Another man enters the old man’s cell, looking for the chalice, which of course is the holy grail. The old man says, “A chalice that will save humanity from its own destruction.” I’m not exactly sure how the cup is supposed to do that, and it’s never really explained, but that’s okay.
Killian also rescues a princess from the castle (because there always has to be a princess). Sigrid (Natasha Yarovenko), Princess of Thule, is a strong woman who believes the men are there only to rescue her. King Richard assigns Killian a new mission: to go to Spain to discover the source of the troubles there which were vaguely described in a letter he received, and to see Sigrid safely delivered home. So that works out, since he needs to take the chalice there anyway.
When they set out on their mission, we get one of those shots of a map, with their progress noted by a red line moving across it. It turns out this is simply to avoid expensive boat shots, and perhaps to save time. The movie moves them directly to Spain, where they find a line of men buried up to their heads in the sand. And there appears to be some sort of monster beneath them. Also, the folk of the countryside are being terrorized by a group of men known as the devils. So Killian and his crew have their work set out for them.

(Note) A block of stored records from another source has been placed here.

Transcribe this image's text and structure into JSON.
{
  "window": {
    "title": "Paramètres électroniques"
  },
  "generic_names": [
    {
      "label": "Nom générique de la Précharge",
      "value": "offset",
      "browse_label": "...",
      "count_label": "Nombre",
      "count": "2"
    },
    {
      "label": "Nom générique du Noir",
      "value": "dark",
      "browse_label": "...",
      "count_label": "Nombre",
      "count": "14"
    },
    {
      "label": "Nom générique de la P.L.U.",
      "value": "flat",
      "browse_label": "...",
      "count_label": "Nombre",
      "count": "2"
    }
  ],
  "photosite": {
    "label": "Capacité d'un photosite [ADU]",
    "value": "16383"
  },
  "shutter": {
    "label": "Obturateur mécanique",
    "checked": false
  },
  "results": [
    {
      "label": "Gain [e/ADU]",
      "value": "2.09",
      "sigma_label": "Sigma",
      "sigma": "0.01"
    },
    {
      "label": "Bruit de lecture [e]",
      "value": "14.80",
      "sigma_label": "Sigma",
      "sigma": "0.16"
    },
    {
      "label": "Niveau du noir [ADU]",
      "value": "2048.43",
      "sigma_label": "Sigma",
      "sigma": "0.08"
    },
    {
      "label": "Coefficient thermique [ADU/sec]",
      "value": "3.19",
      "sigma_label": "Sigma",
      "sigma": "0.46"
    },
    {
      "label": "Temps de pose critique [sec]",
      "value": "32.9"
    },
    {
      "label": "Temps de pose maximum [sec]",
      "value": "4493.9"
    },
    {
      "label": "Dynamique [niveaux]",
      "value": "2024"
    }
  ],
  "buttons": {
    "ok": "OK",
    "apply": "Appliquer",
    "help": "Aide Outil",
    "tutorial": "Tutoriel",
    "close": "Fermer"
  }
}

One thing I appreciate it is that though this film is set during the Crusades, and its main character is a soldier in the Crusades, it is actually not really about the Crusades. Though when Killian is captured by Sir Black (the bad guy), he says he’s a soldier fighting for a cause, and Black replies, “You are a mercenary who believes in the farce of the Crusades.” So it’s more of a backdrop to the action, and is not entirely forgotten once we get into the plot of the grail, which is good. Also, I like that the bad guy has a valid point.  (By the way, that scene reminds me of Time Bandits, as Prince Killian is in a metal cage suspended off the ground in a dark room.)

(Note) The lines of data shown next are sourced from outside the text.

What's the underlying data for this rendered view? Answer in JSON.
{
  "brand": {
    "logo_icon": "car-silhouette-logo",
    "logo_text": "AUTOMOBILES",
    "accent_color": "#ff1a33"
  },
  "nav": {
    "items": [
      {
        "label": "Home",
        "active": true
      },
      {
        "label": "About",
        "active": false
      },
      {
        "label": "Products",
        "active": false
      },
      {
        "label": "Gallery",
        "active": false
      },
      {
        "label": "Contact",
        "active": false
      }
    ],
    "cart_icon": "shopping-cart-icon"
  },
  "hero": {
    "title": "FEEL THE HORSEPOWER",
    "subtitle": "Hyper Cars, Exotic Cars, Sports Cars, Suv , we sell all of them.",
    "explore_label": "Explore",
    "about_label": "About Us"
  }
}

Though I enjoyed this film, it is certainly not without its share of problems. The acting in the film is uneven. And there are some continuity issues. When Sigrid is cleaning a beaten Killian, Killian’s lips are chapped and bloody. But a second later his lips have healed. And then they’re bloody again. Since these are all close-up shots, someone should have noticed that. And of course there are problems of believability. Obviously we accept the magic and all of that, as it goes with the territory. But there is a moment when Black could very easily finish off Killian, but doesn’t, which is completely unbelievable. The film’s score is also problematic. The music in this film is often overbearing. It’s like the filmmakers felt a need to use music to punch up every moment, or at least to comment on it. It relaxes a bit later on, but in the early scenes, it’s relentless.
And at the end it says, “To be continued…” And I’m not sure why. The film is based on a comic book, and the closing credits are done in a comic book style (while a terrible rock song plays).
Prince Killian And The Holy Grail is presented in Spanish, with English subtitles. The DVD also includes an English dubbed version. There are no other special features on the DVD.
Prince Killian And The Holy Grail is scheduled to be released on DVD on April 29, 2014 through Shout! Factory.